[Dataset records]

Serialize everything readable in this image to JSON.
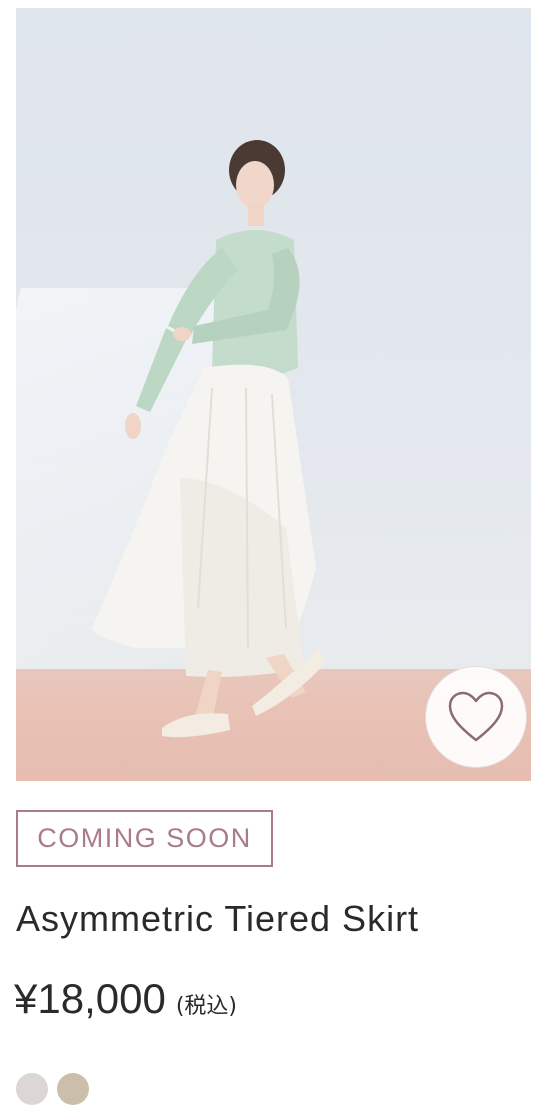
{
  "product": {
    "image_alt": "Model wearing a mint ribbed cardigan and white asymmetric tiered skirt",
    "status_badge": "COMING SOON",
    "title": "Asymmetric Tiered Skirt",
    "price": "¥18,000",
    "tax_note": "(税込)",
    "favorite_icon": "heart-icon"
  },
  "swatches": [
    {
      "name": "color-swatch-ivory",
      "color": "#dcd6d5"
    },
    {
      "name": "color-swatch-beige",
      "color": "#cbbfab"
    }
  ],
  "colors": {
    "accent": "#a97d88",
    "text": "#2a2a2a",
    "heart_stroke": "#8c6a73"
  }
}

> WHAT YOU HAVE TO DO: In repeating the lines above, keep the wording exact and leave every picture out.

> WRITTEN RESPONSE:
Serialize everything readable in this image to JSON.
{
  "product": {
    "image_alt": "Model wearing a mint ribbed cardigan and white asymmetric tiered skirt",
    "status_badge": "COMING SOON",
    "title": "Asymmetric Tiered Skirt",
    "price": "¥18,000",
    "tax_note": "(税込)",
    "favorite_icon": "heart-icon"
  },
  "swatches": [
    {
      "name": "color-swatch-ivory",
      "color": "#dcd6d5"
    },
    {
      "name": "color-swatch-beige",
      "color": "#cbbfab"
    }
  ],
  "colors": {
    "accent": "#a97d88",
    "text": "#2a2a2a",
    "heart_stroke": "#8c6a73"
  }
}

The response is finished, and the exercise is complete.